Items from a dataset
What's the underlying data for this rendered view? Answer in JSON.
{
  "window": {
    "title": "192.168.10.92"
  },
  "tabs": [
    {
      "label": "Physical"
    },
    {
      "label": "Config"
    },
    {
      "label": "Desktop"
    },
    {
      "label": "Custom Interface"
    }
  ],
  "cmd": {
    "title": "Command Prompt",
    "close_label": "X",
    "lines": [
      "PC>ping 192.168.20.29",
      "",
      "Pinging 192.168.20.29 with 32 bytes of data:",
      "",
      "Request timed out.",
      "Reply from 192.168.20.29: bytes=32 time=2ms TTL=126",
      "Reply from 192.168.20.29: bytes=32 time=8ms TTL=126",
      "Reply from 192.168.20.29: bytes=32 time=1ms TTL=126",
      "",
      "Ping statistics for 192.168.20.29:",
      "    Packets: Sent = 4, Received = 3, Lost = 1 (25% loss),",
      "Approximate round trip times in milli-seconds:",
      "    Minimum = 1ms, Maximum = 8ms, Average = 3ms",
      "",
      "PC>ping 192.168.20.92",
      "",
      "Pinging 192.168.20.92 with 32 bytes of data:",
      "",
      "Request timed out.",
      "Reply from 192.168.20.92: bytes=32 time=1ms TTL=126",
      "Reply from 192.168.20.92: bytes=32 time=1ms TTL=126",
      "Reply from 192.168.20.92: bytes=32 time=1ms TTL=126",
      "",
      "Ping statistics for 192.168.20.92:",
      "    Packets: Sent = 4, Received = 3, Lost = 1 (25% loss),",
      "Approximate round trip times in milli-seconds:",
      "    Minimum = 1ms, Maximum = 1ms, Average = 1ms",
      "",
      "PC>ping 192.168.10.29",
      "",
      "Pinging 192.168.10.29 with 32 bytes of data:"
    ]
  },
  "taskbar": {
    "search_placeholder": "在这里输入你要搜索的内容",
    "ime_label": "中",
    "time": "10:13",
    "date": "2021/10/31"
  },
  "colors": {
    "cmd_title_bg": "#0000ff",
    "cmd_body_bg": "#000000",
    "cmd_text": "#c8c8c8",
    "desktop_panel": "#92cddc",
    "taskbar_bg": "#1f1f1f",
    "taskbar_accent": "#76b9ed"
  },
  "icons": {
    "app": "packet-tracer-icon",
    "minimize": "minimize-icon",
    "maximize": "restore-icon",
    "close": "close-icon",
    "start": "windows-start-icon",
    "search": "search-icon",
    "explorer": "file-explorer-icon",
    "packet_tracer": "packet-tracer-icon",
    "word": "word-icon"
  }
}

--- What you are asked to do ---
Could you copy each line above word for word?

--- Task output ---
What's the underlying data for this rendered view? Answer in JSON.
{
  "window": {
    "title": "192.168.10.92"
  },
  "tabs": [
    {
      "label": "Physical"
    },
    {
      "label": "Config"
    },
    {
      "label": "Desktop"
    },
    {
      "label": "Custom Interface"
    }
  ],
  "cmd": {
    "title": "Command Prompt",
    "close_label": "X",
    "lines": [
      "PC>ping 192.168.20.29",
      "",
      "Pinging 192.168.20.29 with 32 bytes of data:",
      "",
      "Request timed out.",
      "Reply from 192.168.20.29: bytes=32 time=2ms TTL=126",
      "Reply from 192.168.20.29: bytes=32 time=8ms TTL=126",
      "Reply from 192.168.20.29: bytes=32 time=1ms TTL=126",
      "",
      "Ping statistics for 192.168.20.29:",
      "    Packets: Sent = 4, Received = 3, Lost = 1 (25% loss),",
      "Approximate round trip times in milli-seconds:",
      "    Minimum = 1ms, Maximum = 8ms, Average = 3ms",
      "",
      "PC>ping 192.168.20.92",
      "",
      "Pinging 192.168.20.92 with 32 bytes of data:",
      "",
      "Request timed out.",
      "Reply from 192.168.20.92: bytes=32 time=1ms TTL=126",
      "Reply from 192.168.20.92: bytes=32 time=1ms TTL=126",
      "Reply from 192.168.20.92: bytes=32 time=1ms TTL=126",
      "",
      "Ping statistics for 192.168.20.92:",
      "    Packets: Sent = 4, Received = 3, Lost = 1 (25% loss),",
      "Approximate round trip times in milli-seconds:",
      "    Minimum = 1ms, Maximum = 1ms, Average = 1ms",
      "",
      "PC>ping 192.168.10.29",
      "",
      "Pinging 192.168.10.29 with 32 bytes of data:"
    ]
  },
  "taskbar": {
    "search_placeholder": "在这里输入你要搜索的内容",
    "ime_label": "中",
    "time": "10:13",
    "date": "2021/10/31"
  },
  "colors": {
    "cmd_title_bg": "#0000ff",
    "cmd_body_bg": "#000000",
    "cmd_text": "#c8c8c8",
    "desktop_panel": "#92cddc",
    "taskbar_bg": "#1f1f1f",
    "taskbar_accent": "#76b9ed"
  },
  "icons": {
    "app": "packet-tracer-icon",
    "minimize": "minimize-icon",
    "maximize": "restore-icon",
    "close": "close-icon",
    "start": "windows-start-icon",
    "search": "search-icon",
    "explorer": "file-explorer-icon",
    "packet_tracer": "packet-tracer-icon",
    "word": "word-icon"
  }
}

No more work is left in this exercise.